> Assigned task: For the entries that appear below, write out the exact text and omit the pictures.

[Excerpts from an interface dataset]
---

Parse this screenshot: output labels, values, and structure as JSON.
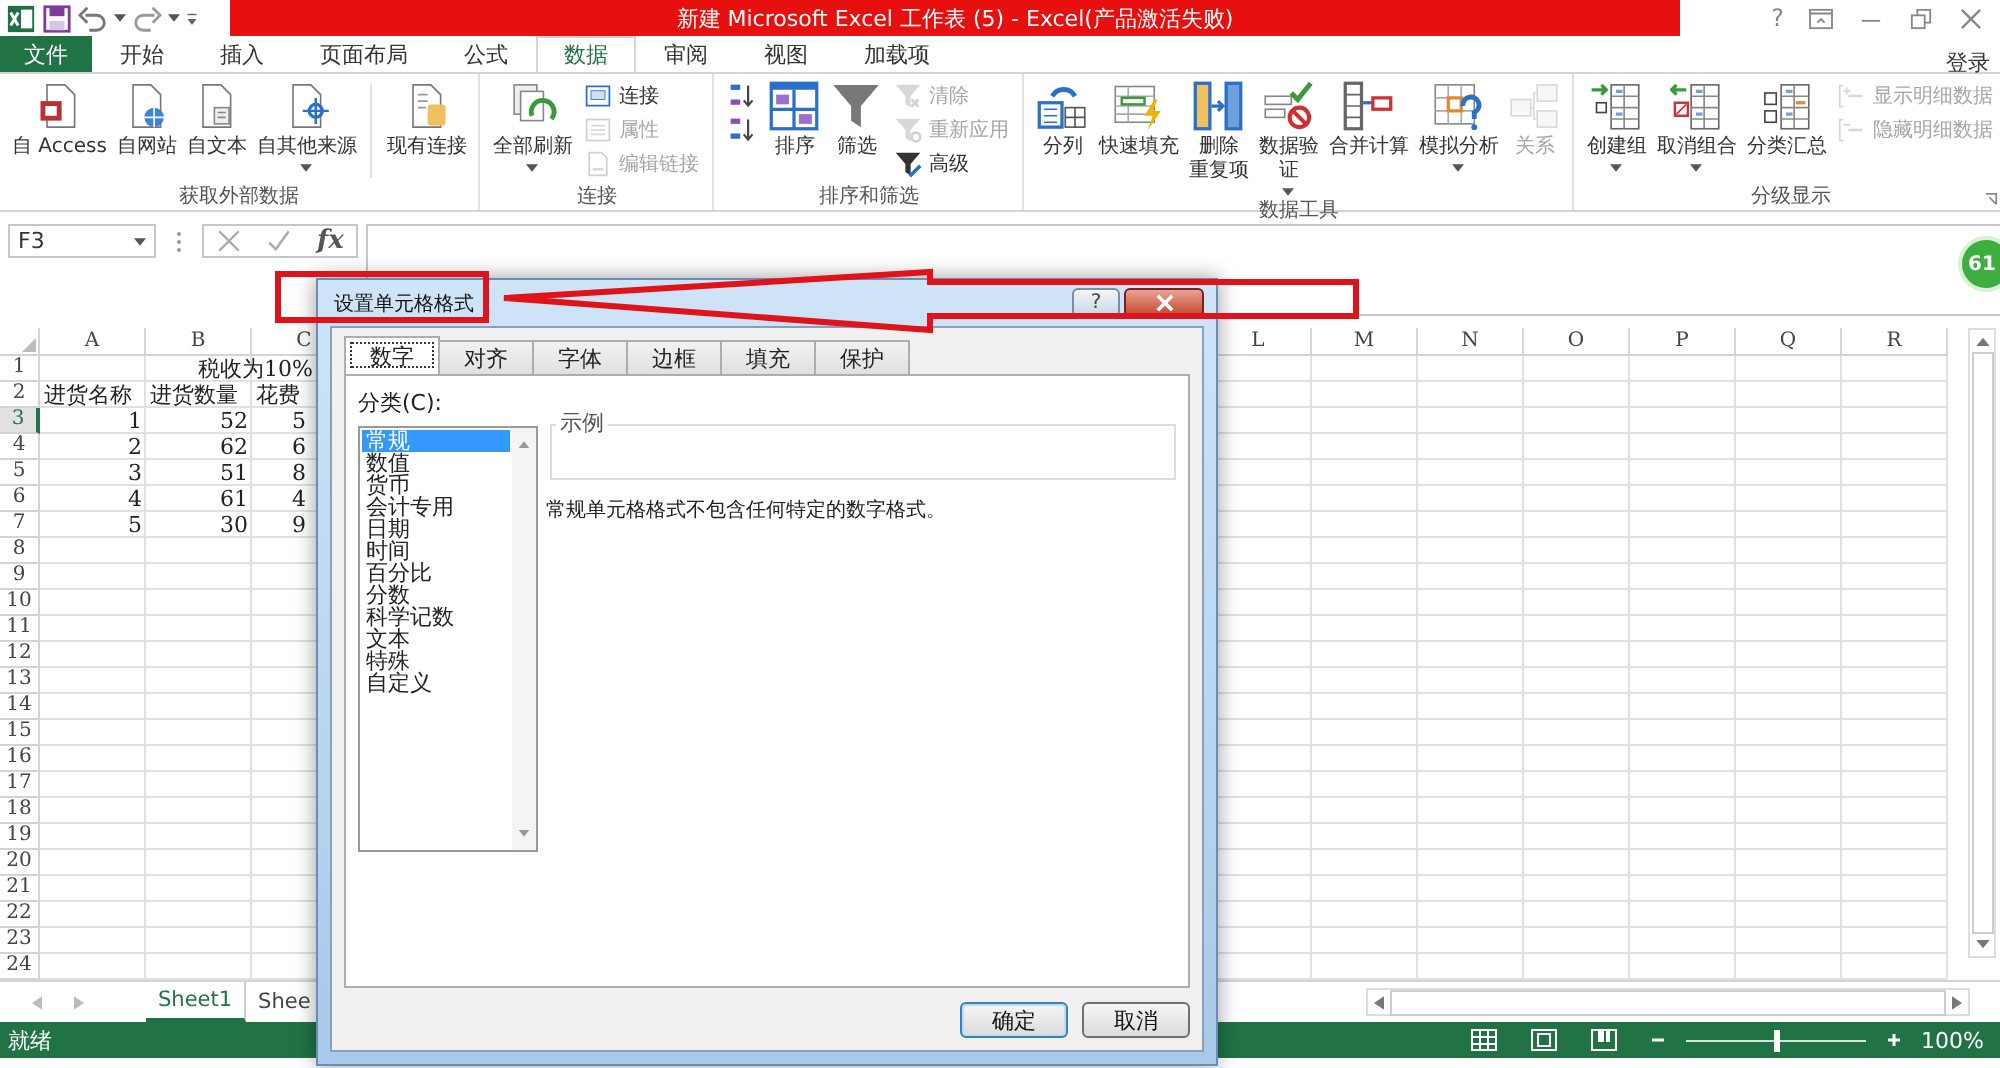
{
  "title_bar": {
    "title": "新建 Microsoft Excel 工作表 (5) -  Excel(产品激活失败)",
    "help": "?"
  },
  "ribbon_tabs": [
    {
      "label": "文件",
      "kind": "file",
      "selected": false
    },
    {
      "label": "开始",
      "kind": "tab",
      "selected": false
    },
    {
      "label": "插入",
      "kind": "tab",
      "selected": false
    },
    {
      "label": "页面布局",
      "kind": "tab",
      "selected": false
    },
    {
      "label": "公式",
      "kind": "tab",
      "selected": false
    },
    {
      "label": "数据",
      "kind": "tab",
      "selected": true
    },
    {
      "label": "审阅",
      "kind": "tab",
      "selected": false
    },
    {
      "label": "视图",
      "kind": "tab",
      "selected": false
    },
    {
      "label": "加载项",
      "kind": "tab",
      "selected": false
    }
  ],
  "account": "登录",
  "ribbon_groups": [
    {
      "label": "获取外部数据",
      "buttons": [
        {
          "label": "自 Access",
          "kind": "large",
          "disabled": false,
          "dropdown": false
        },
        {
          "label": "自网站",
          "kind": "large",
          "disabled": false,
          "dropdown": false
        },
        {
          "label": "自文本",
          "kind": "large",
          "disabled": false,
          "dropdown": false
        },
        {
          "label": "自其他来源",
          "kind": "large",
          "disabled": false,
          "dropdown": true
        },
        {
          "kind": "separator"
        },
        {
          "label": "现有连接",
          "kind": "large",
          "disabled": false,
          "dropdown": false
        }
      ]
    },
    {
      "label": "连接",
      "buttons": [
        {
          "label": "全部刷新",
          "kind": "large",
          "disabled": false,
          "dropdown": true
        },
        {
          "label": "连接",
          "kind": "small",
          "disabled": false
        },
        {
          "label": "属性",
          "kind": "small",
          "disabled": true
        },
        {
          "label": "编辑链接",
          "kind": "small",
          "disabled": true
        }
      ]
    },
    {
      "label": "排序和筛选",
      "buttons": [
        {
          "kind": "small",
          "disabled": false
        },
        {
          "kind": "small",
          "disabled": false
        },
        {
          "label": "排序",
          "kind": "large",
          "disabled": false,
          "dropdown": false
        },
        {
          "label": "筛选",
          "kind": "large",
          "disabled": false,
          "dropdown": false
        },
        {
          "label": "清除",
          "kind": "small",
          "disabled": true
        },
        {
          "label": "重新应用",
          "kind": "small",
          "disabled": true
        },
        {
          "label": "高级",
          "kind": "small",
          "disabled": false
        }
      ]
    },
    {
      "label": "数据工具",
      "buttons": [
        {
          "label": "分列",
          "kind": "large",
          "disabled": false,
          "dropdown": false
        },
        {
          "label": "快速填充",
          "kind": "large",
          "disabled": false,
          "dropdown": false
        },
        {
          "label_lines": [
            "删除",
            "重复项"
          ],
          "kind": "large",
          "disabled": false,
          "dropdown": false
        },
        {
          "label_lines": [
            "数据验",
            "证"
          ],
          "kind": "large",
          "disabled": false,
          "dropdown": true
        },
        {
          "label": "合并计算",
          "kind": "large",
          "disabled": false,
          "dropdown": false
        },
        {
          "label": "模拟分析",
          "kind": "large",
          "disabled": false,
          "dropdown": true
        },
        {
          "label": "关系",
          "kind": "large",
          "disabled": true,
          "dropdown": false
        }
      ]
    },
    {
      "label": "分级显示",
      "launcher": true,
      "buttons": [
        {
          "label": "创建组",
          "kind": "large",
          "disabled": false,
          "dropdown": true
        },
        {
          "label": "取消组合",
          "kind": "large",
          "disabled": false,
          "dropdown": true
        },
        {
          "label": "分类汇总",
          "kind": "large",
          "disabled": false,
          "dropdown": false
        },
        {
          "label": "显示明细数据",
          "kind": "small",
          "disabled": true
        },
        {
          "label": "隐藏明细数据",
          "kind": "small",
          "disabled": true
        }
      ]
    }
  ],
  "formula_bar": {
    "name_box": "F3",
    "function_button": "fx"
  },
  "float_badge": "61",
  "sheet": {
    "columns": [
      "A",
      "B",
      "C",
      "L",
      "M",
      "N",
      "O",
      "P",
      "Q",
      "R"
    ],
    "rows": [
      {
        "header": "1",
        "selected": false,
        "kind": "title",
        "cells": [
          "",
          "税收为10%"
        ]
      },
      {
        "header": "2",
        "selected": false,
        "kind": "header",
        "cells": [
          "进货名称",
          "进货数量",
          "花费"
        ]
      },
      {
        "header": "3",
        "selected": true,
        "kind": "data",
        "cells": [
          "1",
          "52",
          "5"
        ]
      },
      {
        "header": "4",
        "selected": false,
        "kind": "data",
        "cells": [
          "2",
          "62",
          "6"
        ]
      },
      {
        "header": "5",
        "selected": false,
        "kind": "data",
        "cells": [
          "3",
          "51",
          "8"
        ]
      },
      {
        "header": "6",
        "selected": false,
        "kind": "data",
        "cells": [
          "4",
          "61",
          "4"
        ]
      },
      {
        "header": "7",
        "selected": false,
        "kind": "data",
        "cells": [
          "5",
          "30",
          "9"
        ]
      },
      {
        "header": "8",
        "selected": false,
        "cells": []
      },
      {
        "header": "9",
        "selected": false,
        "cells": []
      },
      {
        "header": "10",
        "selected": false,
        "cells": []
      },
      {
        "header": "11",
        "selected": false,
        "cells": []
      },
      {
        "header": "12",
        "selected": false,
        "cells": []
      },
      {
        "header": "13",
        "selected": false,
        "cells": []
      },
      {
        "header": "14",
        "selected": false,
        "cells": []
      },
      {
        "header": "15",
        "selected": false,
        "cells": []
      },
      {
        "header": "16",
        "selected": false,
        "cells": []
      },
      {
        "header": "17",
        "selected": false,
        "cells": []
      },
      {
        "header": "18",
        "selected": false,
        "cells": []
      },
      {
        "header": "19",
        "selected": false,
        "cells": []
      },
      {
        "header": "20",
        "selected": false,
        "cells": []
      },
      {
        "header": "21",
        "selected": false,
        "cells": []
      },
      {
        "header": "22",
        "selected": false,
        "cells": []
      },
      {
        "header": "23",
        "selected": false,
        "cells": []
      },
      {
        "header": "24",
        "selected": false,
        "cells": []
      }
    ]
  },
  "sheet_tabs": [
    {
      "label": "Sheet1",
      "selected": true
    },
    {
      "label": "Shee",
      "selected": false
    }
  ],
  "status_bar": {
    "text": "就绪",
    "zoom_slider": {
      "level": 0.5
    },
    "zoom": "100%"
  },
  "dialog": {
    "title": "设置单元格格式",
    "help": "?",
    "tabs": [
      {
        "label": "数字",
        "selected": true
      },
      {
        "label": "对齐",
        "selected": false
      },
      {
        "label": "字体",
        "selected": false
      },
      {
        "label": "边框",
        "selected": false
      },
      {
        "label": "填充",
        "selected": false
      },
      {
        "label": "保护",
        "selected": false
      }
    ],
    "category_label": "分类(C):",
    "categories": [
      {
        "label": "常规",
        "selected": true
      },
      {
        "label": "数值",
        "selected": false
      },
      {
        "label": "货币",
        "selected": false
      },
      {
        "label": "会计专用",
        "selected": false
      },
      {
        "label": "日期",
        "selected": false
      },
      {
        "label": "时间",
        "selected": false
      },
      {
        "label": "百分比",
        "selected": false
      },
      {
        "label": "分数",
        "selected": false
      },
      {
        "label": "科学记数",
        "selected": false
      },
      {
        "label": "文本",
        "selected": false
      },
      {
        "label": "特殊",
        "selected": false
      },
      {
        "label": "自定义",
        "selected": false
      }
    ],
    "sample_label": "示例",
    "description": "常规单元格格式不包含任何特定的数字格式。",
    "buttons": [
      {
        "label": "确定",
        "kind": "default"
      },
      {
        "label": "取消",
        "kind": "normal"
      }
    ]
  }
}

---

> Expected answer:
Parse this screenshot: output labels, values, and structure as JSON.
{
  "title_bar": {
    "title": "新建 Microsoft Excel 工作表 (5) -  Excel(产品激活失败)",
    "help": "?"
  },
  "ribbon_tabs": [
    {
      "label": "文件",
      "kind": "file",
      "selected": false
    },
    {
      "label": "开始",
      "kind": "tab",
      "selected": false
    },
    {
      "label": "插入",
      "kind": "tab",
      "selected": false
    },
    {
      "label": "页面布局",
      "kind": "tab",
      "selected": false
    },
    {
      "label": "公式",
      "kind": "tab",
      "selected": false
    },
    {
      "label": "数据",
      "kind": "tab",
      "selected": true
    },
    {
      "label": "审阅",
      "kind": "tab",
      "selected": false
    },
    {
      "label": "视图",
      "kind": "tab",
      "selected": false
    },
    {
      "label": "加载项",
      "kind": "tab",
      "selected": false
    }
  ],
  "account": "登录",
  "ribbon_groups": [
    {
      "label": "获取外部数据",
      "buttons": [
        {
          "label": "自 Access",
          "kind": "large",
          "disabled": false,
          "dropdown": false
        },
        {
          "label": "自网站",
          "kind": "large",
          "disabled": false,
          "dropdown": false
        },
        {
          "label": "自文本",
          "kind": "large",
          "disabled": false,
          "dropdown": false
        },
        {
          "label": "自其他来源",
          "kind": "large",
          "disabled": false,
          "dropdown": true
        },
        {
          "kind": "separator"
        },
        {
          "label": "现有连接",
          "kind": "large",
          "disabled": false,
          "dropdown": false
        }
      ]
    },
    {
      "label": "连接",
      "buttons": [
        {
          "label": "全部刷新",
          "kind": "large",
          "disabled": false,
          "dropdown": true
        },
        {
          "label": "连接",
          "kind": "small",
          "disabled": false
        },
        {
          "label": "属性",
          "kind": "small",
          "disabled": true
        },
        {
          "label": "编辑链接",
          "kind": "small",
          "disabled": true
        }
      ]
    },
    {
      "label": "排序和筛选",
      "buttons": [
        {
          "kind": "small",
          "disabled": false
        },
        {
          "kind": "small",
          "disabled": false
        },
        {
          "label": "排序",
          "kind": "large",
          "disabled": false,
          "dropdown": false
        },
        {
          "label": "筛选",
          "kind": "large",
          "disabled": false,
          "dropdown": false
        },
        {
          "label": "清除",
          "kind": "small",
          "disabled": true
        },
        {
          "label": "重新应用",
          "kind": "small",
          "disabled": true
        },
        {
          "label": "高级",
          "kind": "small",
          "disabled": false
        }
      ]
    },
    {
      "label": "数据工具",
      "buttons": [
        {
          "label": "分列",
          "kind": "large",
          "disabled": false,
          "dropdown": false
        },
        {
          "label": "快速填充",
          "kind": "large",
          "disabled": false,
          "dropdown": false
        },
        {
          "label_lines": [
            "删除",
            "重复项"
          ],
          "kind": "large",
          "disabled": false,
          "dropdown": false
        },
        {
          "label_lines": [
            "数据验",
            "证"
          ],
          "kind": "large",
          "disabled": false,
          "dropdown": true
        },
        {
          "label": "合并计算",
          "kind": "large",
          "disabled": false,
          "dropdown": false
        },
        {
          "label": "模拟分析",
          "kind": "large",
          "disabled": false,
          "dropdown": true
        },
        {
          "label": "关系",
          "kind": "large",
          "disabled": true,
          "dropdown": false
        }
      ]
    },
    {
      "label": "分级显示",
      "launcher": true,
      "buttons": [
        {
          "label": "创建组",
          "kind": "large",
          "disabled": false,
          "dropdown": true
        },
        {
          "label": "取消组合",
          "kind": "large",
          "disabled": false,
          "dropdown": true
        },
        {
          "label": "分类汇总",
          "kind": "large",
          "disabled": false,
          "dropdown": false
        },
        {
          "label": "显示明细数据",
          "kind": "small",
          "disabled": true
        },
        {
          "label": "隐藏明细数据",
          "kind": "small",
          "disabled": true
        }
      ]
    }
  ],
  "formula_bar": {
    "name_box": "F3",
    "function_button": "fx"
  },
  "float_badge": "61",
  "sheet": {
    "columns": [
      "A",
      "B",
      "C",
      "L",
      "M",
      "N",
      "O",
      "P",
      "Q",
      "R"
    ],
    "rows": [
      {
        "header": "1",
        "selected": false,
        "kind": "title",
        "cells": [
          "",
          "税收为10%"
        ]
      },
      {
        "header": "2",
        "selected": false,
        "kind": "header",
        "cells": [
          "进货名称",
          "进货数量",
          "花费"
        ]
      },
      {
        "header": "3",
        "selected": true,
        "kind": "data",
        "cells": [
          "1",
          "52",
          "5"
        ]
      },
      {
        "header": "4",
        "selected": false,
        "kind": "data",
        "cells": [
          "2",
          "62",
          "6"
        ]
      },
      {
        "header": "5",
        "selected": false,
        "kind": "data",
        "cells": [
          "3",
          "51",
          "8"
        ]
      },
      {
        "header": "6",
        "selected": false,
        "kind": "data",
        "cells": [
          "4",
          "61",
          "4"
        ]
      },
      {
        "header": "7",
        "selected": false,
        "kind": "data",
        "cells": [
          "5",
          "30",
          "9"
        ]
      },
      {
        "header": "8",
        "selected": false,
        "cells": []
      },
      {
        "header": "9",
        "selected": false,
        "cells": []
      },
      {
        "header": "10",
        "selected": false,
        "cells": []
      },
      {
        "header": "11",
        "selected": false,
        "cells": []
      },
      {
        "header": "12",
        "selected": false,
        "cells": []
      },
      {
        "header": "13",
        "selected": false,
        "cells": []
      },
      {
        "header": "14",
        "selected": false,
        "cells": []
      },
      {
        "header": "15",
        "selected": false,
        "cells": []
      },
      {
        "header": "16",
        "selected": false,
        "cells": []
      },
      {
        "header": "17",
        "selected": false,
        "cells": []
      },
      {
        "header": "18",
        "selected": false,
        "cells": []
      },
      {
        "header": "19",
        "selected": false,
        "cells": []
      },
      {
        "header": "20",
        "selected": false,
        "cells": []
      },
      {
        "header": "21",
        "selected": false,
        "cells": []
      },
      {
        "header": "22",
        "selected": false,
        "cells": []
      },
      {
        "header": "23",
        "selected": false,
        "cells": []
      },
      {
        "header": "24",
        "selected": false,
        "cells": []
      }
    ]
  },
  "sheet_tabs": [
    {
      "label": "Sheet1",
      "selected": true
    },
    {
      "label": "Shee",
      "selected": false
    }
  ],
  "status_bar": {
    "text": "就绪",
    "zoom_slider": {
      "level": 0.5
    },
    "zoom": "100%"
  },
  "dialog": {
    "title": "设置单元格格式",
    "help": "?",
    "tabs": [
      {
        "label": "数字",
        "selected": true
      },
      {
        "label": "对齐",
        "selected": false
      },
      {
        "label": "字体",
        "selected": false
      },
      {
        "label": "边框",
        "selected": false
      },
      {
        "label": "填充",
        "selected": false
      },
      {
        "label": "保护",
        "selected": false
      }
    ],
    "category_label": "分类(C):",
    "categories": [
      {
        "label": "常规",
        "selected": true
      },
      {
        "label": "数值",
        "selected": false
      },
      {
        "label": "货币",
        "selected": false
      },
      {
        "label": "会计专用",
        "selected": false
      },
      {
        "label": "日期",
        "selected": false
      },
      {
        "label": "时间",
        "selected": false
      },
      {
        "label": "百分比",
        "selected": false
      },
      {
        "label": "分数",
        "selected": false
      },
      {
        "label": "科学记数",
        "selected": false
      },
      {
        "label": "文本",
        "selected": false
      },
      {
        "label": "特殊",
        "selected": false
      },
      {
        "label": "自定义",
        "selected": false
      }
    ],
    "sample_label": "示例",
    "description": "常规单元格格式不包含任何特定的数字格式。",
    "buttons": [
      {
        "label": "确定",
        "kind": "default"
      },
      {
        "label": "取消",
        "kind": "normal"
      }
    ]
  }
}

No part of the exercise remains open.